Work to be completed: Wherever a line of the listing holds the string "size", copy that line.

Records to process:
★ ★ ★ ★ ★
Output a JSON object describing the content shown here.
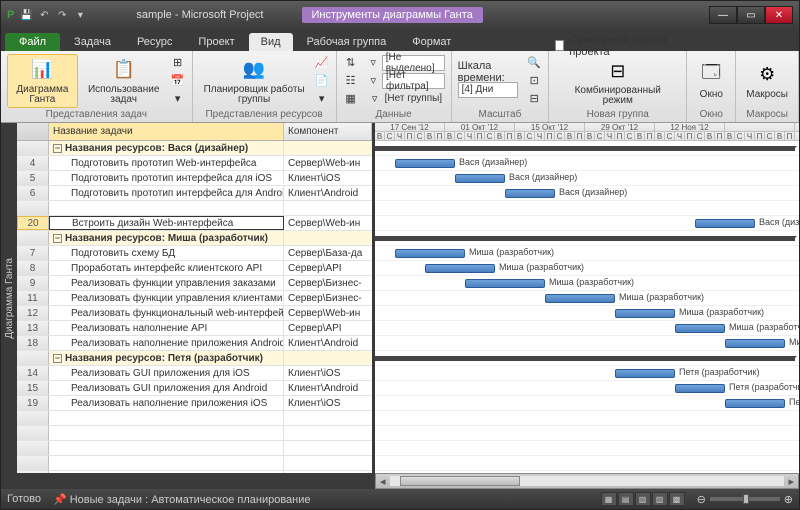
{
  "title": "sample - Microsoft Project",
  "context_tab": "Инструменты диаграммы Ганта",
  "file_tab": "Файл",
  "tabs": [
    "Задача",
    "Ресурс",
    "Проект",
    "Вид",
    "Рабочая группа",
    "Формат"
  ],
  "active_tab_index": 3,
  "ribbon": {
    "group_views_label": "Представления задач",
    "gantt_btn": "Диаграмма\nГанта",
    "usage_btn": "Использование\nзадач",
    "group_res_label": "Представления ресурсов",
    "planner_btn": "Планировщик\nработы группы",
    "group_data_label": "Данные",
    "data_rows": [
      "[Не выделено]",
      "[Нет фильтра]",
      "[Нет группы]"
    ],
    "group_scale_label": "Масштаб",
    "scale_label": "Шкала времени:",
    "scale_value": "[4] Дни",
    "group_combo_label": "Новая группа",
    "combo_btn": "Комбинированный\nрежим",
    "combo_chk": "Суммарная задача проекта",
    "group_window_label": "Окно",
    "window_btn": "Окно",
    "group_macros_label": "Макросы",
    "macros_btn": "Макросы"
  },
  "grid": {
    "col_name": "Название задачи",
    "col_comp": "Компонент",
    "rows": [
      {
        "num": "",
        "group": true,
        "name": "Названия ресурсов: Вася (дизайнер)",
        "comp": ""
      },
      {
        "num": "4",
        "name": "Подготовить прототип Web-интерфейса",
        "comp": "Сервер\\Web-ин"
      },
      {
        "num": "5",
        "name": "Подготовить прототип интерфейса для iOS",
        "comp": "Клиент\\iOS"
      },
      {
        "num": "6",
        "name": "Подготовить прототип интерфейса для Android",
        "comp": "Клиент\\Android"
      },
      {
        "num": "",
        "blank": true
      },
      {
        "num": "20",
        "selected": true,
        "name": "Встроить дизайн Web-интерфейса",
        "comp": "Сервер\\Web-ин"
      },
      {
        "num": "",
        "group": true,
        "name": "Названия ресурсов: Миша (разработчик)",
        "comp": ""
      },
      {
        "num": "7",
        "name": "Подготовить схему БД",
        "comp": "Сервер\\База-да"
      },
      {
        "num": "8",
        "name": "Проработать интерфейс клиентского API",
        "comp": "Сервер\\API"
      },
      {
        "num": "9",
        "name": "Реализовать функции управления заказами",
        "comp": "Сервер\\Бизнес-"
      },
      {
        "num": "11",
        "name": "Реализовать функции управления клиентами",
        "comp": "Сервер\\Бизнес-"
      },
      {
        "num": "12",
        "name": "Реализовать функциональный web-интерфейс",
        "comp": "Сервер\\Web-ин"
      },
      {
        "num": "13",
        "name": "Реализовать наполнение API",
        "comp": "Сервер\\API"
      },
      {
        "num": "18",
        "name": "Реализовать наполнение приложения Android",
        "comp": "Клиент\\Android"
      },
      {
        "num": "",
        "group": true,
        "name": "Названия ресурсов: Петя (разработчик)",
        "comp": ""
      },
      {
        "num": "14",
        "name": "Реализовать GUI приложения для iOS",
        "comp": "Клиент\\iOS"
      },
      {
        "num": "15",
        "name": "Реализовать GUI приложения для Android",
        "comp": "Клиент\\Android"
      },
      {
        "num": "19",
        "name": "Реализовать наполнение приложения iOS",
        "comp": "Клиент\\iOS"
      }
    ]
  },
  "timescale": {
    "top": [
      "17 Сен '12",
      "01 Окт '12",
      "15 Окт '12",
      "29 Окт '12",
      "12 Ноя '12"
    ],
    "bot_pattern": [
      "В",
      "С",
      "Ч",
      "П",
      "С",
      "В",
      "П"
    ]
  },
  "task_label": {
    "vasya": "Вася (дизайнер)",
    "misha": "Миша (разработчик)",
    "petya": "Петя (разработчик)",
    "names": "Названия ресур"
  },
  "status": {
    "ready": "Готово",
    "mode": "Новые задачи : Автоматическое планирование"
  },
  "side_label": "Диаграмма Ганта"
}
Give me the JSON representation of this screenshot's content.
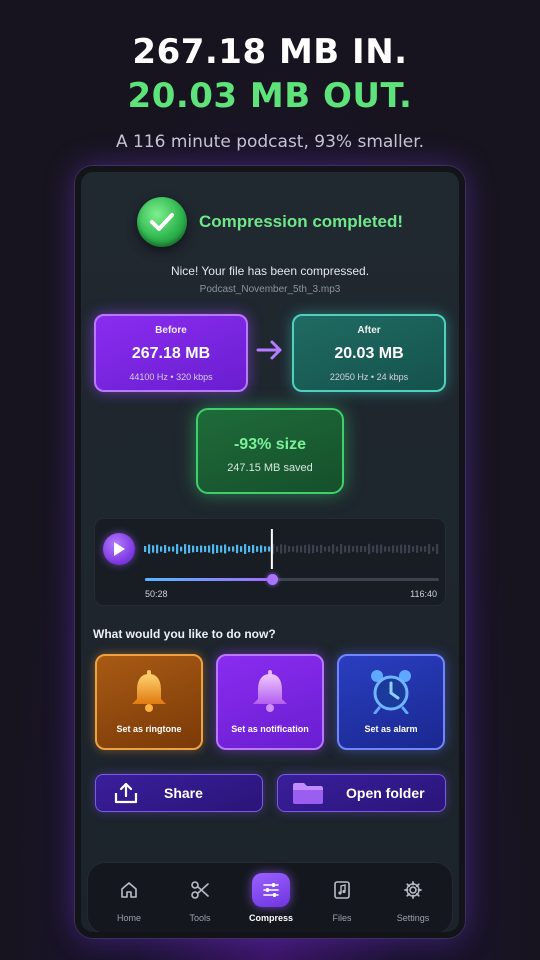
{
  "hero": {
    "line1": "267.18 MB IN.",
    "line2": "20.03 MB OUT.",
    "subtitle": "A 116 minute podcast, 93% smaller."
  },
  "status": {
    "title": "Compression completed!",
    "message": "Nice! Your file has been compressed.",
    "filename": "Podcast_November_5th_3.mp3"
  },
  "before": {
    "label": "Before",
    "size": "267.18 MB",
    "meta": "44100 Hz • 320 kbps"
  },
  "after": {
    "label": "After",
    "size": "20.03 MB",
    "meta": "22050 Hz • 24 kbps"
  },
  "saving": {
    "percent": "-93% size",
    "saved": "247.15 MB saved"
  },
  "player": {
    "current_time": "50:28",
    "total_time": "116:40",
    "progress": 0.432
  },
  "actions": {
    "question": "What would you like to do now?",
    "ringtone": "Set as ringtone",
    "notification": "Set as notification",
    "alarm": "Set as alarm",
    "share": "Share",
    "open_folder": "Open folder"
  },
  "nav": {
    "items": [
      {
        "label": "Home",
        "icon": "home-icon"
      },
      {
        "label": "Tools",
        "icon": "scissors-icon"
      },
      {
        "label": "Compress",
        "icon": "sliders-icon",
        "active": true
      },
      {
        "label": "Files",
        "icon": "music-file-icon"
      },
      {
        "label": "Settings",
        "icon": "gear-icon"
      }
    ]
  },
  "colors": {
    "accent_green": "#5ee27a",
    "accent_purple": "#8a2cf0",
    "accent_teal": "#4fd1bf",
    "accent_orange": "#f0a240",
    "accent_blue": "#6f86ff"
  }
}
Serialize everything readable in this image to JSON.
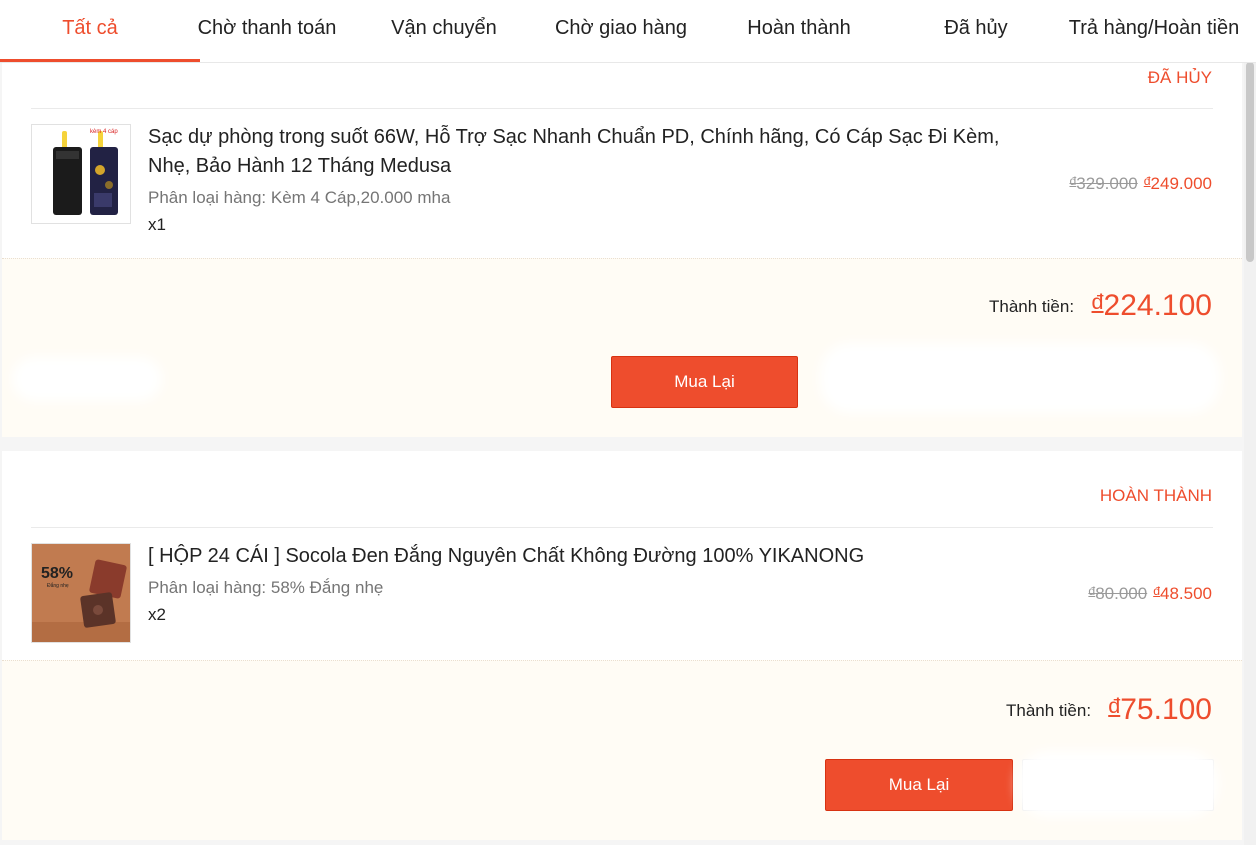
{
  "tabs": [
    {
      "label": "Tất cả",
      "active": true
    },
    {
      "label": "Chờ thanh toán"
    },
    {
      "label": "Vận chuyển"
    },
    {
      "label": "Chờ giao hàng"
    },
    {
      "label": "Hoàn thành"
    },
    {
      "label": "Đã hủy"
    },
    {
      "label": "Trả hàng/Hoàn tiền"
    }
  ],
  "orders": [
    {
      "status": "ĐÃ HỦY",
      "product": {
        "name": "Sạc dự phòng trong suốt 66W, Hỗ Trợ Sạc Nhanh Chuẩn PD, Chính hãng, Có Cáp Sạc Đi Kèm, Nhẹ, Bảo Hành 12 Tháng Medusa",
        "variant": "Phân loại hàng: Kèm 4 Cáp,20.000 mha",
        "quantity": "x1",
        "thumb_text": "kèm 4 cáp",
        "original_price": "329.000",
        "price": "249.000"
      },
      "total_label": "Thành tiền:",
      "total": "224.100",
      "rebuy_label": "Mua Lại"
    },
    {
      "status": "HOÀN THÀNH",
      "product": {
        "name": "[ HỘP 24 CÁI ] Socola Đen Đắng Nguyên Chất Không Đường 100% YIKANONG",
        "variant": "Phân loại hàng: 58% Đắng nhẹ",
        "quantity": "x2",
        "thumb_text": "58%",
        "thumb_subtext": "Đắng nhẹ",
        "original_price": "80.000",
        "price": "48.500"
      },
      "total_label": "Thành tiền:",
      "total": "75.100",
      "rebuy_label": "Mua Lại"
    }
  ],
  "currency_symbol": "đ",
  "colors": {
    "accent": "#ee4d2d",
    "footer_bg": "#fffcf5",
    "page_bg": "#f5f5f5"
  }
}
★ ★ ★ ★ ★
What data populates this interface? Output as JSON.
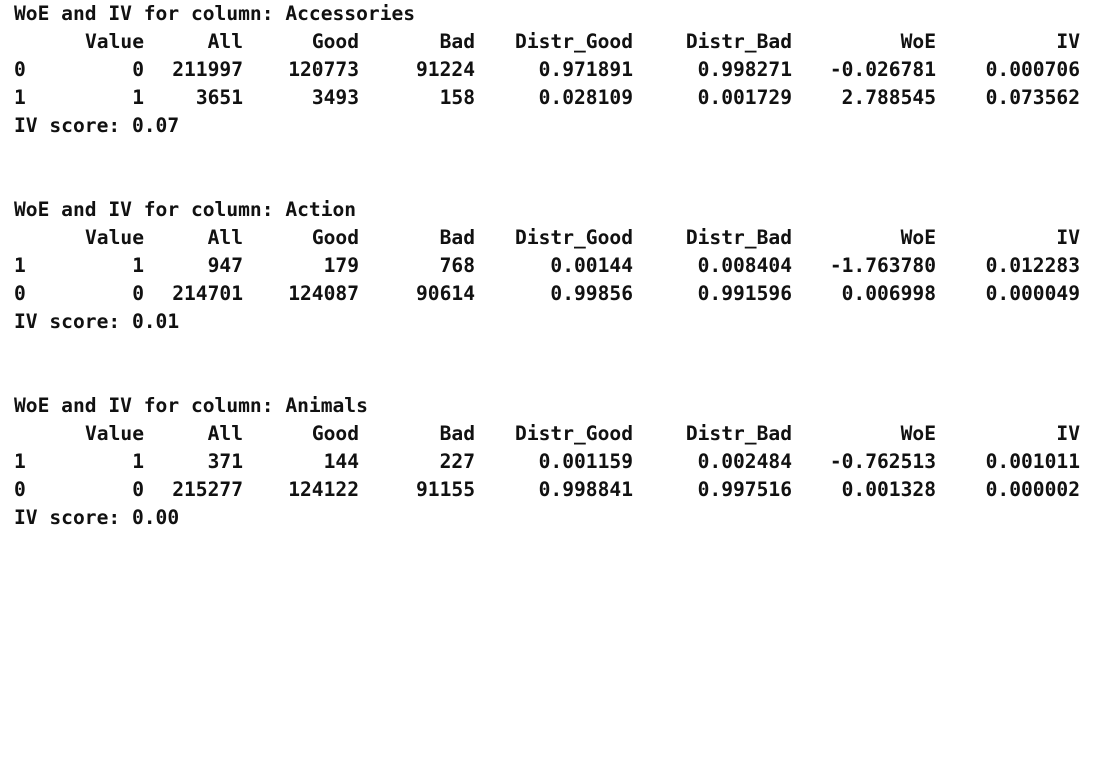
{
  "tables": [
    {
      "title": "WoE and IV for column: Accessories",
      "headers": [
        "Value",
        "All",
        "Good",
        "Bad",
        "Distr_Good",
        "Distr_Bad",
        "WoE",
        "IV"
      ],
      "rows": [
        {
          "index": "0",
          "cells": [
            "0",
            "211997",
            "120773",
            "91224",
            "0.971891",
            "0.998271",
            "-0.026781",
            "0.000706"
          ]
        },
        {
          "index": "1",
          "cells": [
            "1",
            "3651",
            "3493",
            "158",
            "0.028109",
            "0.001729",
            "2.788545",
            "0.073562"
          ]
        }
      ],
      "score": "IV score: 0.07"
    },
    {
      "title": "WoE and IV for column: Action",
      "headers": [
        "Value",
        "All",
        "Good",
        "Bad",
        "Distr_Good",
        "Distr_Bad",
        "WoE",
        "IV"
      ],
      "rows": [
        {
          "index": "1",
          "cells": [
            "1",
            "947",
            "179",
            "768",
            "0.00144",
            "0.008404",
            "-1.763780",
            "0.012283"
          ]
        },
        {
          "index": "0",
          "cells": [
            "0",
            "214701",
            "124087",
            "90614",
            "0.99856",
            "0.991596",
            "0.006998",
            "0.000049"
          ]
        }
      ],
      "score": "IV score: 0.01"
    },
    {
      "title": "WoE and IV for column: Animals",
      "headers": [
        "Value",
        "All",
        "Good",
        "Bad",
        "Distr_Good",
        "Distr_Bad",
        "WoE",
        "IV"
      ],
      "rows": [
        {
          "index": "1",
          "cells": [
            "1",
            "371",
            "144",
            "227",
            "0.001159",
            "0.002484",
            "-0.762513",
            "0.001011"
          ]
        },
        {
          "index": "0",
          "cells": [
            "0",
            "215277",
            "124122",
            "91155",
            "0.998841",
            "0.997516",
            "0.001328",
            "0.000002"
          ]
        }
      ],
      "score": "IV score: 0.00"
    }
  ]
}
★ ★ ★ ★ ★
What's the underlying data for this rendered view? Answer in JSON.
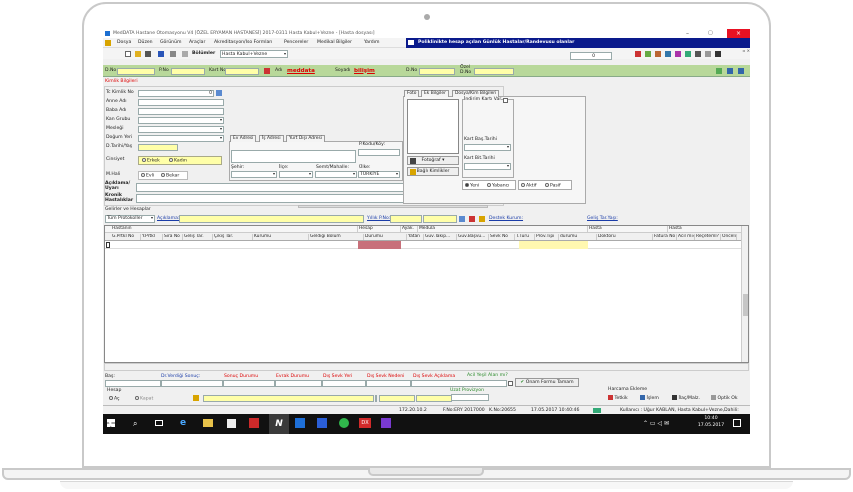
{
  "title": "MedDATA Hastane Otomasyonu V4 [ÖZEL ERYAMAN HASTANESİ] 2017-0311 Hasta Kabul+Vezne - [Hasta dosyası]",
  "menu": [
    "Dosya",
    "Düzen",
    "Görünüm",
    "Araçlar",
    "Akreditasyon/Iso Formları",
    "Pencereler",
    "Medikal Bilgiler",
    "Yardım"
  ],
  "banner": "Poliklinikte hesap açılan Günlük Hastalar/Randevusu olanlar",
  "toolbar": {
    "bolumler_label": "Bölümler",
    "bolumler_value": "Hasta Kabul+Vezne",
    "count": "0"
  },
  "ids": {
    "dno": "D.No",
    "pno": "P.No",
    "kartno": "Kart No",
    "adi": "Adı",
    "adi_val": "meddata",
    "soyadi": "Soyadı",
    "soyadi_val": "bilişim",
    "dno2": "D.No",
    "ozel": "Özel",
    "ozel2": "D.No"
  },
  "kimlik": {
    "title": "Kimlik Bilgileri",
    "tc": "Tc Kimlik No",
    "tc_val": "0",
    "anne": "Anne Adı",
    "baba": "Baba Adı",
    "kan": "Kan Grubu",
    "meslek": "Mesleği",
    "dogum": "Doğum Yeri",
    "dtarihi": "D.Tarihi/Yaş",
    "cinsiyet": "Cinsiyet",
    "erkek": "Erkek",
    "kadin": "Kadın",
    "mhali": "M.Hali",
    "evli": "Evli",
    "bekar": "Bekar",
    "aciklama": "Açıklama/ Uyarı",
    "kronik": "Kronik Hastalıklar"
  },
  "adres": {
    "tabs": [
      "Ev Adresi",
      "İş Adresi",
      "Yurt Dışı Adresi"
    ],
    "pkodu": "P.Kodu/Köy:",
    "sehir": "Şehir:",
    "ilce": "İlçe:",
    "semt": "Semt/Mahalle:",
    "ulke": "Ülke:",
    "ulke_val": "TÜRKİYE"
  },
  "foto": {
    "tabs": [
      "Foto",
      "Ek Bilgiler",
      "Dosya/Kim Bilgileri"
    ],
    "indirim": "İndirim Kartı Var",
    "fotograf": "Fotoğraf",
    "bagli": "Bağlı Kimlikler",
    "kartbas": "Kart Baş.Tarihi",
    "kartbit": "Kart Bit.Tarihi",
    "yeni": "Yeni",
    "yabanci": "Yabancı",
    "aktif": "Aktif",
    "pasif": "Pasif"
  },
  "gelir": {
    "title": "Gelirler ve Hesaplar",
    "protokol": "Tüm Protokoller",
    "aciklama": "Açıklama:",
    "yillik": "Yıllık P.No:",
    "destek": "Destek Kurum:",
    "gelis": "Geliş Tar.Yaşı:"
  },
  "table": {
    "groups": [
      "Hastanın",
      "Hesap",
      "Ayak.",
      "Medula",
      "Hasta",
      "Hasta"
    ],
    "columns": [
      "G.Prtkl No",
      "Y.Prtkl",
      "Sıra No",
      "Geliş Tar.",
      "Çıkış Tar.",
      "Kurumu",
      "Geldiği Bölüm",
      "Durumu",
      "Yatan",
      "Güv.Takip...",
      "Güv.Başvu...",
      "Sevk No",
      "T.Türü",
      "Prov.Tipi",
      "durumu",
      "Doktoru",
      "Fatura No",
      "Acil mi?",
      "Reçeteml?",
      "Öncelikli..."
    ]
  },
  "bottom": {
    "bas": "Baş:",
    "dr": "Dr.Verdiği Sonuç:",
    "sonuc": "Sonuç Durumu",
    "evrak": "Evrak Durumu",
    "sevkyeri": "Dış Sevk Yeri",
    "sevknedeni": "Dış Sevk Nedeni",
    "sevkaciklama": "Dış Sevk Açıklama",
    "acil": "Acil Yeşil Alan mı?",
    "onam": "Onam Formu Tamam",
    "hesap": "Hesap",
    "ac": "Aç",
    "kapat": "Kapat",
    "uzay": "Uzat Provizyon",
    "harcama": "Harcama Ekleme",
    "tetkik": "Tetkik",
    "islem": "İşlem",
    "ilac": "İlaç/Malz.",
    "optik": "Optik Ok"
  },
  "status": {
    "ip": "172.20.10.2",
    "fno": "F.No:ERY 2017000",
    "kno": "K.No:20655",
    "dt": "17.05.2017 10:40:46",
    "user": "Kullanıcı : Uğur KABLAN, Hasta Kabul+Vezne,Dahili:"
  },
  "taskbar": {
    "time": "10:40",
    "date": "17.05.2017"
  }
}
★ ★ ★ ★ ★
Written solution:
    "size": "267.18 MB",
    "size": "20.03 MB",
    "percent": "-93% size",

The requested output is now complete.